Tool Care and Maintenance… It’s about having Pride!

Last post, we shared how tool steel is hardened and also how soft metals can “mushroom” from use on the fire ground and in trainings. This post, let’s take it a step further and talk about caring for your tools. You are professionals in the fire service. Being professionals (career or volunteer) means attention to detail and caring for your equipment, i.e. maintaining the tools on your apparatus so they are combat ready. Rusty tools say a lot about a fire company. Let’s be honest, if you have rusty tools as you walk past the Chief at a fire, your crew might not care about going to fires or much less the job. Clean well-kept tools say it all… you care about the job and you have pride in your equipment! That being said, we can’t fault those who were never taught or learned why clean tools are important. So here at Leatherhead Tools, we want to share and pass on what we know about cleaning tools. Remember, everything we are sharing here is what we’ve learned from fire service professionals, and they are some of the best!
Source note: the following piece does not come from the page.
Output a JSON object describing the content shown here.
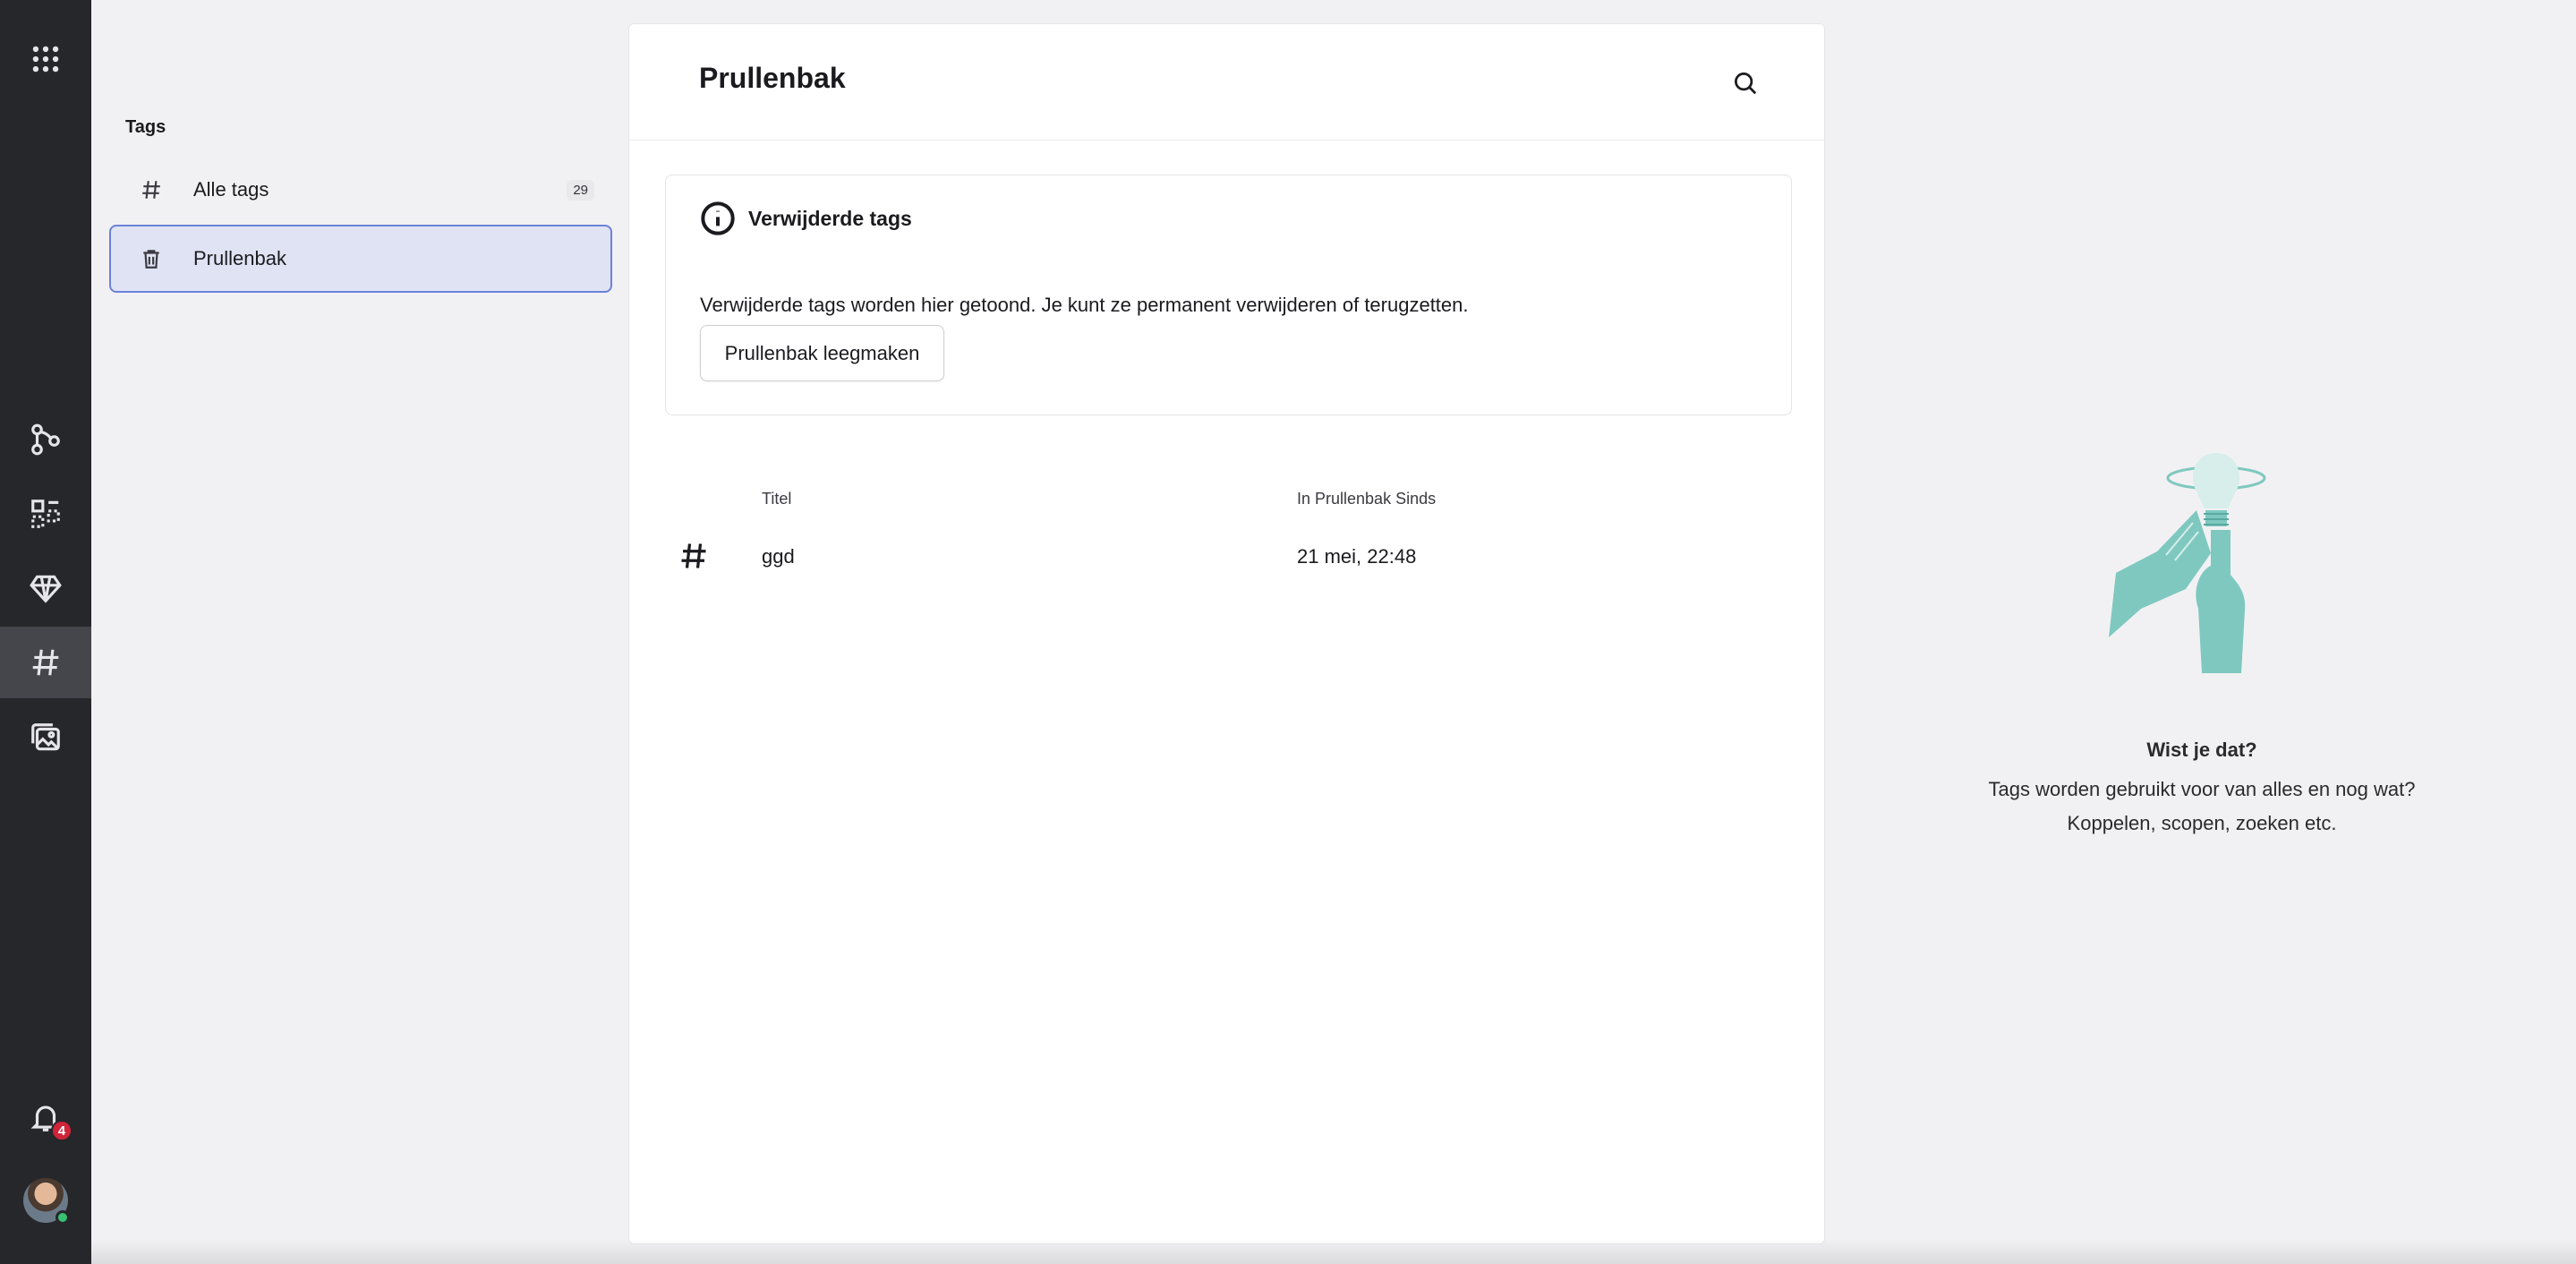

The following is not “the” way… it’s just “a” way and if you have something better, p-l-e-a-s-e comment on this post, share it with us by email, and send some photos along with! You can even enter your story into our Firefighters Wanted! Program.
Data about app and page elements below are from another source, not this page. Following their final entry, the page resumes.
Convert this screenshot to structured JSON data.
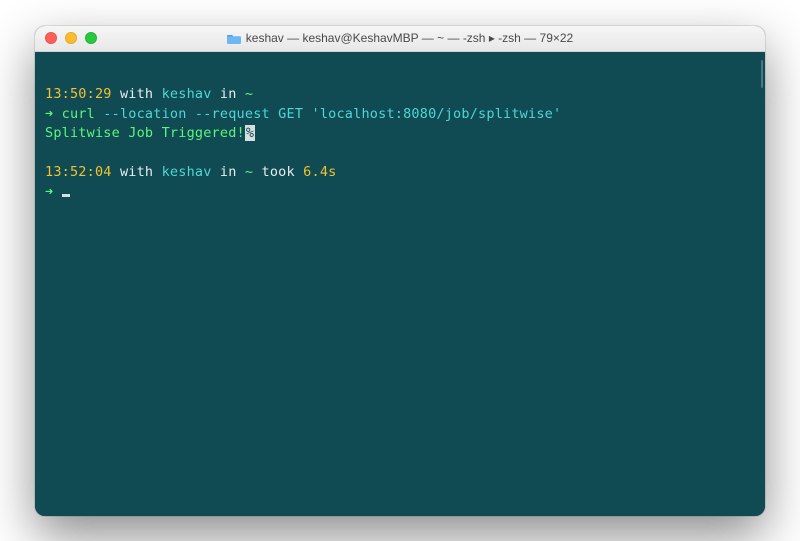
{
  "window": {
    "title": "keshav — keshav@KeshavMBP — ~ — -zsh ▸ -zsh — 79×22"
  },
  "prompt1": {
    "time": "13:50:29",
    "with": " with ",
    "user": "keshav",
    "in": " in ",
    "path": "~"
  },
  "command1": {
    "arrow": "➜ ",
    "cmd": "curl ",
    "args": "--location --request GET 'localhost:8080/job/splitwise'"
  },
  "output1": {
    "text": "Splitwise Job Triggered!",
    "percent": "%"
  },
  "prompt2": {
    "time": "13:52:04",
    "with": " with ",
    "user": "keshav",
    "in": " in ",
    "path": "~",
    "took_label": " took ",
    "took_value": "6.4s"
  },
  "command2": {
    "arrow": "➜ "
  }
}
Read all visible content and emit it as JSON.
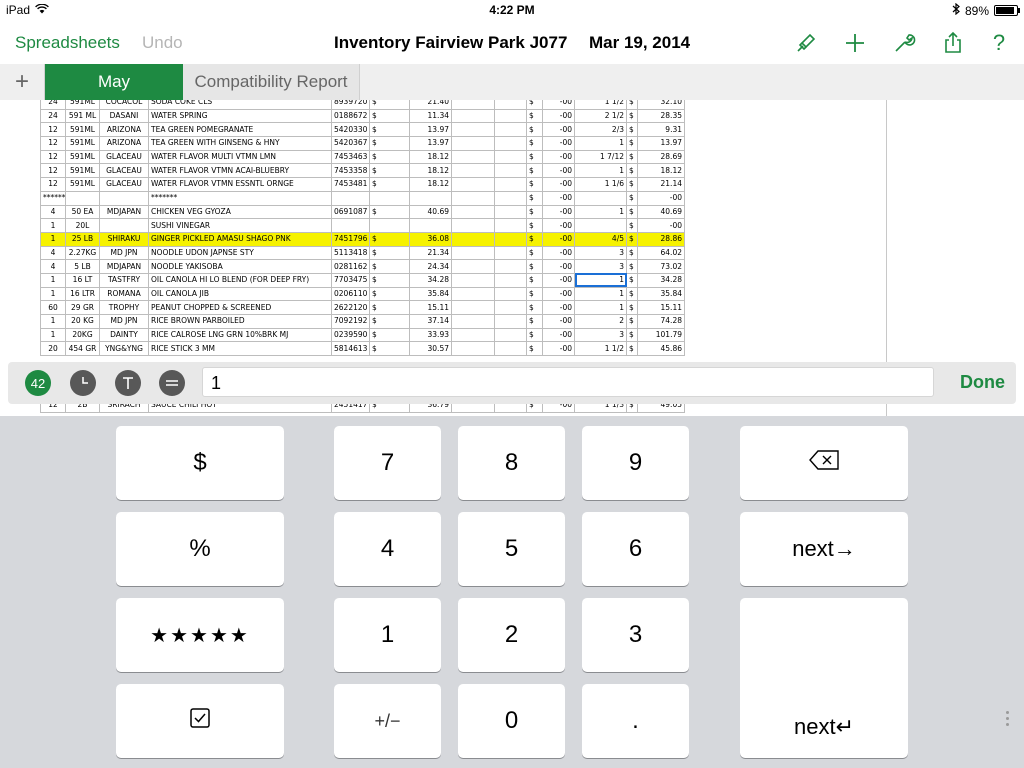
{
  "status": {
    "device": "iPad",
    "time": "4:22 PM",
    "battery": "89%",
    "battery_level": 0.89
  },
  "nav": {
    "back_label": "Spreadsheets",
    "undo_label": "Undo",
    "title": "Inventory Fairview Park  J077",
    "date": "Mar 19, 2014"
  },
  "tabs": {
    "add_label": "+",
    "items": [
      {
        "label": "May"
      },
      {
        "label": "Compatibility Report"
      }
    ]
  },
  "sheet": {
    "rows": [
      [
        "24",
        "591ML",
        "COCACOL",
        "SODA COKE CLS",
        "8939720",
        "$",
        "21.40",
        "",
        "",
        "$",
        "-00",
        "1 1/2",
        "$",
        "32.10"
      ],
      [
        "24",
        "591 ML",
        "DASANI",
        "WATER SPRING",
        "0188672",
        "$",
        "11.34",
        "",
        "",
        "$",
        "-00",
        "2 1/2",
        "$",
        "28.35"
      ],
      [
        "12",
        "591ML",
        "ARIZONA",
        "TEA GREEN POMEGRANATE",
        "5420330",
        "$",
        "13.97",
        "",
        "",
        "$",
        "-00",
        "2/3",
        "$",
        "9.31"
      ],
      [
        "12",
        "591ML",
        "ARIZONA",
        "TEA GREEN WITH GINSENG & HNY",
        "5420367",
        "$",
        "13.97",
        "",
        "",
        "$",
        "-00",
        "1",
        "$",
        "13.97"
      ],
      [
        "12",
        "591ML",
        "GLACEAU",
        "WATER FLAVOR MULTI VTMN LMN",
        "7453463",
        "$",
        "18.12",
        "",
        "",
        "$",
        "-00",
        "1 7/12",
        "$",
        "28.69"
      ],
      [
        "12",
        "591ML",
        "GLACEAU",
        "WATER FLAVOR VTMN ACAI-BLUEBRY",
        "7453358",
        "$",
        "18.12",
        "",
        "",
        "$",
        "-00",
        "1",
        "$",
        "18.12"
      ],
      [
        "12",
        "591ML",
        "GLACEAU",
        "WATER FLAVOR VTMN ESSNTL ORNGE",
        "7453481",
        "$",
        "18.12",
        "",
        "",
        "$",
        "-00",
        "1 1/6",
        "$",
        "21.14"
      ],
      [
        "*******GROCERY",
        "",
        "",
        "*******",
        "",
        "",
        "",
        "",
        "",
        "$",
        "-00",
        "",
        "$",
        "-00"
      ],
      [
        "4",
        "50 EA",
        "MDJAPAN",
        "CHICKEN VEG GYOZA",
        "0691087",
        "$",
        "40.69",
        "",
        "",
        "$",
        "-00",
        "1",
        "$",
        "40.69"
      ],
      [
        "1",
        "20L",
        "",
        "SUSHI VINEGAR",
        "",
        "",
        "",
        "",
        "",
        "$",
        "-00",
        "",
        "$",
        "-00"
      ],
      [
        "1",
        "25 LB",
        "SHIRAKU",
        "GINGER PICKLED AMASU SHAGO PNK",
        "7451796",
        "$",
        "36.08",
        "",
        "",
        "$",
        "-00",
        "4/5",
        "$",
        "28.86"
      ],
      [
        "4",
        "2.27KG",
        "MD JPN",
        "NOODLE UDON JAPNSE STY",
        "5113418",
        "$",
        "21.34",
        "",
        "",
        "$",
        "-00",
        "3",
        "$",
        "64.02"
      ],
      [
        "4",
        "5 LB",
        "MDJAPAN",
        "NOODLE YAKISOBA",
        "0281162",
        "$",
        "24.34",
        "",
        "",
        "$",
        "-00",
        "3",
        "$",
        "73.02"
      ],
      [
        "1",
        "16 LT",
        "TASTFRY",
        "OIL CANOLA HI LO BLEND (FOR DEEP FRY)",
        "7703475",
        "$",
        "34.28",
        "",
        "",
        "$",
        "-00",
        "1",
        "$",
        "34.28"
      ],
      [
        "1",
        "16 LTR",
        "ROMANA",
        "OIL CANOLA JIB",
        "0206110",
        "$",
        "35.84",
        "",
        "",
        "$",
        "-00",
        "1",
        "$",
        "35.84"
      ],
      [
        "60",
        "29 GR",
        "TROPHY",
        "PEANUT CHOPPED & SCREENED",
        "2622120",
        "$",
        "15.11",
        "",
        "",
        "$",
        "-00",
        "1",
        "$",
        "15.11"
      ],
      [
        "1",
        "20 KG",
        "MD JPN",
        "RICE BROWN PARBOILED",
        "7092192",
        "$",
        "37.14",
        "",
        "",
        "$",
        "-00",
        "2",
        "$",
        "74.28"
      ],
      [
        "1",
        "20KG",
        "DAINTY",
        "RICE CALROSE LNG GRN 10%BRK MJ",
        "0239590",
        "$",
        "33.93",
        "",
        "",
        "$",
        "-00",
        "3",
        "$",
        "101.79"
      ],
      [
        "20",
        "454 GR",
        "YNG&YNG",
        "RICE STICK 3 MM",
        "5814613",
        "$",
        "30.57",
        "",
        "",
        "$",
        "-00",
        "1 1/2",
        "$",
        "45.86"
      ]
    ],
    "partial_row": [
      "12",
      "2B",
      "SRIRACH",
      "SAUCE CHILI HOT",
      "2451417",
      "$",
      "36.79",
      "",
      "",
      "$",
      "-00",
      "1 1/3",
      "$",
      "49.05"
    ]
  },
  "formula_bar": {
    "icon_42": "42",
    "value": "1",
    "done_label": "Done"
  },
  "keyboard": {
    "dollar": "$",
    "percent": "%",
    "stars": "★★★★★",
    "checkbox": "☑",
    "plusminus": "+/−",
    "next_right": "next→",
    "next_return": "next↵",
    "digits": [
      "7",
      "8",
      "9",
      "4",
      "5",
      "6",
      "1",
      "2",
      "3",
      "0",
      "."
    ]
  },
  "colors": {
    "accent": "#1e8a42",
    "highlight_row": "#f6f200",
    "selection": "#1a6fd6"
  }
}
We used an Ultra Force Axe that we let sit out in the elements for a while to get good and rusty specifically for this post.

The first step for something that’s in this bad of shape is to crank up the tunes, because you are going to be here for a few minutes. Next power up that that bench grinder with a wire wheel or an angle grinder using a fine grit flap disc to get rid of the rust and metal burs. We used a 120-grit flap disc that had cooling technology to help prevent overheating and damaging the temper of the metal. If there is a lot of mushrooming or burs on the tools grab a flat file and use that to file metal away.

After the 120-grit flap disc, we took it a few steps further using a few felt buffing discs with metal buffing compounds. We bought a compound bar set and a stack of felt discs off Amazon that worked great. You will want to dedicate one felt disc to each color bar, not mixing buffing compounds on one disc.

We used the green compound first to help clean up swirl marks from the 120-grit flap disc.

Then we switched felt discs and used the red buffing compound (sometimes referred to as a jeweler’s rouge) to get that bright shine. We don’t want a trophy axe finish but something we and service professionals are proud to swing!

After you get that axe or halligan looking good, don’t forget to put a thin layer of oil on the metal. Some people use WD-40 or JB-80 while others may use a gun oil or even carnauba wax to help protect the tool from the elements and prevent rust.

From here on out basic light cleaning with a fine grit emery cloth and WD-40 (wet sand technique) will help maintain the tools so they are battle ready without removing a lot of metal like a flap disc can.

A few end notes: our Halligans come coated in Zinc to prevent rusting and damage. We at Leatherhead Tools advocate that you don’t paint the axe heads or halligans as it can hide defects or stress fractures in the metal with use overtime. Thanks for reading our article and please send us your before and after photos of those tools!

Stay safe and train hard!